=== THE PROBLEM ===
Take from the material every line that contains the word "JSON".

====== ENTRIES SUPPLIED ======

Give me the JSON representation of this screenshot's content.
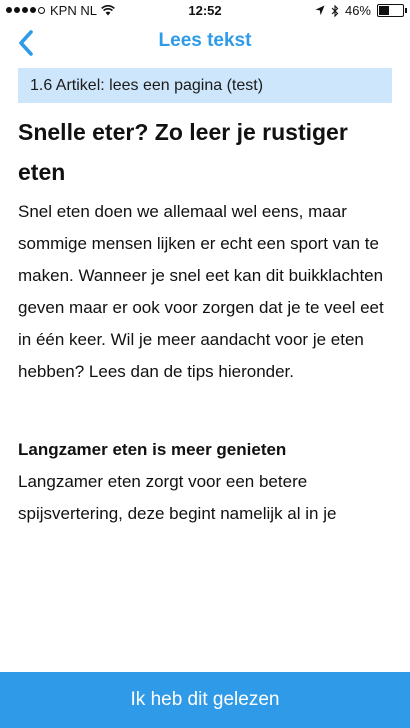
{
  "status_bar": {
    "carrier": "KPN NL",
    "time": "12:52",
    "battery": "46%",
    "battery_level": 0.46,
    "signal_bars": 4,
    "signal_max": 5
  },
  "nav": {
    "back_icon": "chevron-left-icon",
    "title": "Lees tekst",
    "accent_color": "#2f9be8"
  },
  "crumb": {
    "label": "1.6 Artikel: lees een pagina (test)",
    "background": "#cde6fb"
  },
  "article": {
    "title": "Snelle eter? Zo leer je rustiger eten",
    "intro": "Snel eten doen we allemaal wel eens, maar sommige mensen lijken er echt een sport van te maken. Wanneer je snel eet kan dit buikklachten geven maar er ook voor zorgen dat je te veel eet in één keer. Wil je meer aandacht voor je eten hebben? Lees dan de tips hieronder.",
    "section_heading": "Langzamer eten is meer genieten",
    "section_text": "Langzamer eten zorgt voor een betere spijsvertering, deze begint namelijk al in je"
  },
  "footer": {
    "button_label": "Ik heb dit gelezen"
  }
}
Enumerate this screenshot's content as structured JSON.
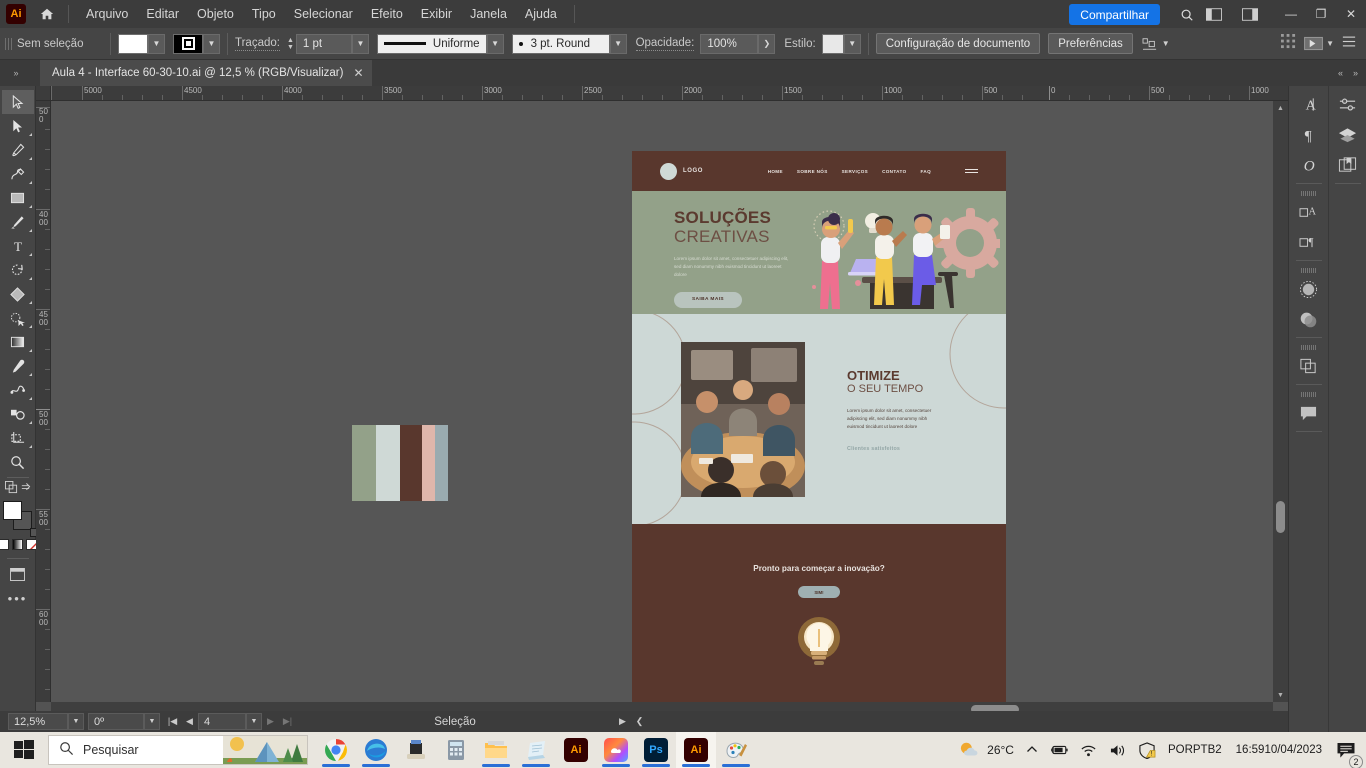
{
  "app": {
    "logo_text": "Ai",
    "menu_items": [
      "Arquivo",
      "Editar",
      "Objeto",
      "Tipo",
      "Selecionar",
      "Efeito",
      "Exibir",
      "Janela",
      "Ajuda"
    ],
    "share_label": "Compartilhar"
  },
  "control_bar": {
    "selection_status": "Sem seleção",
    "stroke_label": "Traçado:",
    "stroke_weight": "1 pt",
    "profile_label": "Uniforme",
    "brush_label": "3 pt. Round",
    "opacity_label": "Opacidade:",
    "opacity_value": "100%",
    "style_label": "Estilo:",
    "document_setup": "Configuração de documento",
    "preferences": "Preferências"
  },
  "document": {
    "tab_title": "Aula 4 - Interface 60-30-10.ai @ 12,5 % (RGB/Visualizar)",
    "close_glyph": "✕"
  },
  "rulers": {
    "horizontal": [
      "5000",
      "4500",
      "4000",
      "3500",
      "3000",
      "2500",
      "2000",
      "1500",
      "1000",
      "500",
      "0",
      "500",
      "1000"
    ],
    "vertical": [
      "500",
      "4000",
      "4500",
      "5000",
      "5500",
      "6000"
    ]
  },
  "tools": [
    {
      "name": "selection-tool",
      "glyph": "selection"
    },
    {
      "name": "direct-selection-tool",
      "glyph": "direct"
    },
    {
      "name": "pen-tool",
      "glyph": "pen"
    },
    {
      "name": "curvature-tool",
      "glyph": "curvature"
    },
    {
      "name": "rectangle-tool",
      "glyph": "rect"
    },
    {
      "name": "paintbrush-tool",
      "glyph": "brush"
    },
    {
      "name": "type-tool",
      "glyph": "type"
    },
    {
      "name": "rotate-tool",
      "glyph": "rotate"
    },
    {
      "name": "shape-builder-tool",
      "glyph": "shapebuilder"
    },
    {
      "name": "free-transform-tool",
      "glyph": "freetransform"
    },
    {
      "name": "gradient-tool",
      "glyph": "gradient"
    },
    {
      "name": "eyedropper-tool",
      "glyph": "eyedropper"
    },
    {
      "name": "blend-tool",
      "glyph": "blend"
    },
    {
      "name": "symbol-sprayer-tool",
      "glyph": "symbol"
    },
    {
      "name": "artboard-tool",
      "glyph": "artboard"
    },
    {
      "name": "zoom-tool",
      "glyph": "zoom"
    },
    {
      "name": "more-tools",
      "glyph": "ellipsis"
    }
  ],
  "artwork": {
    "swatches": [
      {
        "name": "sage-green",
        "hex": "#93a189",
        "width": 24
      },
      {
        "name": "light-gray",
        "hex": "#cfd9d6",
        "width": 24
      },
      {
        "name": "dark-brown",
        "hex": "#59372d",
        "width": 22
      },
      {
        "name": "dusty-pink",
        "hex": "#dfb6ab",
        "width": 13
      },
      {
        "name": "blue-gray",
        "hex": "#9aabb0",
        "width": 13
      }
    ]
  },
  "artboard": {
    "nav": {
      "logo": "LOGO",
      "links": [
        "HOME",
        "SOBRE NÓS",
        "SERVIÇOS",
        "CONTATO",
        "FAQ"
      ]
    },
    "hero": {
      "title_line1": "SOLUÇÕES",
      "title_line2": "CREATIVAS",
      "body": "Lorem ipsum dolor sit amet, consectetuer adipiscing elit, sed diam nonummy nibh euismod tincidunt ut laoreet dolore",
      "button": "SAIBA MAIS"
    },
    "section2": {
      "title_line1": "OTIMIZE",
      "title_line2": "O SEU TEMPO",
      "body": "Lorem ipsum dolor sit amet, consectetuer adipiscing elit, sed diam nonummy nibh euismod tincidunt ut laoreet dolore",
      "link": "Clientes satisfeitos"
    },
    "cta": {
      "title": "Pronto para começar a inovação?",
      "button": "SIM!"
    }
  },
  "status_bar": {
    "zoom": "12,5%",
    "rotation": "0º",
    "artboard_number": "4",
    "tool_name": "Seleção"
  },
  "right_panels": [
    {
      "name": "character-panel",
      "glyph": "A"
    },
    {
      "name": "paragraph-panel",
      "glyph": "¶"
    },
    {
      "name": "opentype-panel",
      "glyph": "O"
    },
    {
      "name": "align-panel",
      "glyph": "align"
    },
    {
      "name": "transform-panel",
      "glyph": "transform"
    },
    {
      "name": "appearance-panel",
      "glyph": "appearance"
    },
    {
      "name": "transparency-panel",
      "glyph": "transparency"
    },
    {
      "name": "pathfinder-panel",
      "glyph": "pathfinder"
    },
    {
      "name": "comments-panel",
      "glyph": "comment"
    }
  ],
  "right_panels2": [
    {
      "name": "properties-panel",
      "glyph": "properties"
    },
    {
      "name": "layers-panel",
      "glyph": "layers"
    },
    {
      "name": "libraries-panel",
      "glyph": "libraries"
    }
  ],
  "taskbar": {
    "search_placeholder": "Pesquisar",
    "apps": [
      {
        "name": "chrome",
        "label": ""
      },
      {
        "name": "edge",
        "label": ""
      },
      {
        "name": "scanner-app",
        "label": ""
      },
      {
        "name": "calculator",
        "label": ""
      },
      {
        "name": "file-explorer",
        "label": ""
      },
      {
        "name": "notepad",
        "label": ""
      },
      {
        "name": "illustrator-1",
        "label": "Ai"
      },
      {
        "name": "creative-cloud",
        "label": ""
      },
      {
        "name": "photoshop",
        "label": "Ps"
      },
      {
        "name": "illustrator-2",
        "label": "Ai"
      },
      {
        "name": "paint",
        "label": ""
      }
    ],
    "tray": {
      "temperature": "26°C",
      "language_line1": "POR",
      "language_line2": "PTB2",
      "time": "16:59",
      "date": "10/04/2023",
      "notification_count": "2"
    }
  }
}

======

=== TASK SOLUTION ===
Give me the JSON representation of this screenshot's content.
Enumerate this screenshot's content as structured JSON.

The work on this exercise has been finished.